According to the National Human Genome Research Institute, genome editing, or gene editing, can:
enable scientists to make changes to DNA, leading to changes in physical traits, like eye color, and disease risk. [Gene editing] technologies act like scissors, cutting the DNA at a specific spot, [so] scientists can remove, add, or replace the DNA where it was cut.
While the first gene editing technologies appeared during the late 20th century, there have been huge improvements from 2000 and beyond. For example, the CRISPR gene editing tool appeared in 2009!
In this case, researchers wanted to examine a potential factor in Alzheimer’s disease development: a protein called beta-amyloid. The over-accumulation of this protein on brain cells can be toxic. However, research has shown that people with a A673T gene mutation are 4x less likely to develop Alzheimer’s than others. Researchers wondered if, through gene editing, they could alter human brain cells to give people A673T and reduce the risk of Alzheimer’s.
First, they used CRISPR and found it to be decently successful. However, researchers experienced some difficulty with this tool. As a result, they later tried prime editing, which directly alters one DNA base letter to another. Through this, they successfully edited 40% of in vitro brain cells. While this information is not enough to either prevent Alzheimer’s or inhibit beta-amyloid accumulation, the research team called for further research. Additionally, this type of technique would most likely only be effective in cases of early diagnosis when beta-amyloid has not yet built up.
While researchers do not know the exact cause of Alzheimer’s disease, many believe it relates to genetic, lifestyle, and environmental factors. This progressive condition causes neuronal degeneration as neurons disconnect and brain cells die. Some research has linked protein plaques and tangles to the development of this condition. Risk factors include older age, a family history, poor sleeping and exercise patterns, head trauma, and being female.

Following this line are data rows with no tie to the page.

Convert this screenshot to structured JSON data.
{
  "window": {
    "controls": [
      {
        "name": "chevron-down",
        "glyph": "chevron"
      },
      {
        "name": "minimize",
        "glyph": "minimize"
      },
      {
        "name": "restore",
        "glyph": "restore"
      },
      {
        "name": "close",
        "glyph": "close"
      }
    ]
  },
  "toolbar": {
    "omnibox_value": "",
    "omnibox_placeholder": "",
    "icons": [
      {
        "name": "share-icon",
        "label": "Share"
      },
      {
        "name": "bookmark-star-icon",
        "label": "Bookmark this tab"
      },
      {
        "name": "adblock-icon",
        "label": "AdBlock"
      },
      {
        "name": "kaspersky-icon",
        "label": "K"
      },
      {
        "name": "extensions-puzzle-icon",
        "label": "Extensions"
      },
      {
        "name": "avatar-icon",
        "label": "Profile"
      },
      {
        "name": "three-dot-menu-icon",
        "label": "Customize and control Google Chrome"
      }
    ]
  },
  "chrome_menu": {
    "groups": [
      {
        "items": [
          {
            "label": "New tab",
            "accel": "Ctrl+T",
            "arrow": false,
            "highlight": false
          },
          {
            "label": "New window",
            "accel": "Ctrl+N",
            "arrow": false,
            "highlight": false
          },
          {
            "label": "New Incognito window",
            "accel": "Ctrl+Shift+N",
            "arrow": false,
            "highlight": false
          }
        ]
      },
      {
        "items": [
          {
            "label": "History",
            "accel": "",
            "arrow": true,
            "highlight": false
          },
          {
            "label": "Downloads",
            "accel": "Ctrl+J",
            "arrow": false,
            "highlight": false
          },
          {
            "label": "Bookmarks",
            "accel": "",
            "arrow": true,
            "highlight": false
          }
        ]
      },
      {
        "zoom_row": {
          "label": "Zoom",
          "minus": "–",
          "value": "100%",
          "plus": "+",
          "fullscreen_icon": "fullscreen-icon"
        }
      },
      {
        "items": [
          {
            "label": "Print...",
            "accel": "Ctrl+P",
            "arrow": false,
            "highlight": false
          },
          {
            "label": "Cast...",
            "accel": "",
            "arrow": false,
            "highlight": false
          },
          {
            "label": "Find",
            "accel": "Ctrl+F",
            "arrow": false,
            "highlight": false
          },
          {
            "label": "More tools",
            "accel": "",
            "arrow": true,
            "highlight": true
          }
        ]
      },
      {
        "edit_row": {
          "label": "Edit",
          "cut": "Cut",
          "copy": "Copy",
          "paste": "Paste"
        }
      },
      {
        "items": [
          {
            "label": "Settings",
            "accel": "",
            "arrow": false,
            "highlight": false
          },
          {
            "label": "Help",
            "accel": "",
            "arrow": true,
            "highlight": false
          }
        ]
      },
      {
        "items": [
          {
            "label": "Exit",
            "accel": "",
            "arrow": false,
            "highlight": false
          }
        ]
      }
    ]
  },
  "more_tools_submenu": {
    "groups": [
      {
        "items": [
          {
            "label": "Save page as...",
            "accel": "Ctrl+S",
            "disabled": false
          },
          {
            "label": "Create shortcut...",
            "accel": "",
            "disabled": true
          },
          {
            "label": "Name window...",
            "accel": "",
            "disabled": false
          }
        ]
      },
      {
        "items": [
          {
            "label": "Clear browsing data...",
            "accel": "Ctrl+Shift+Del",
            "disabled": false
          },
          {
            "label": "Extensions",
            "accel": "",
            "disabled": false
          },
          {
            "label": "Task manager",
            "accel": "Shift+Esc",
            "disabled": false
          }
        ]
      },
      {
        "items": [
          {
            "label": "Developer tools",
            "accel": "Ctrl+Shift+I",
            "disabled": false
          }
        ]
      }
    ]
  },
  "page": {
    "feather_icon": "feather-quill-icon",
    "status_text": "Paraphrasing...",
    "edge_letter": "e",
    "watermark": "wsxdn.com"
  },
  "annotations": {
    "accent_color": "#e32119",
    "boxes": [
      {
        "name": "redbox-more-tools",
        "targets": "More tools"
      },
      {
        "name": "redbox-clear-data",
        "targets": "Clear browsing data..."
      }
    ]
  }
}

Symptoms include:
- Significant memory loss
- Difficulty thinking, reasoning, and making decisions
- Changes in mood and behavior, such as aggression, irritability, or apathy
- Appetite loss
- Inability to carry out everyday tasks
- Language repetition
Learn more about Alzheimer’s disease.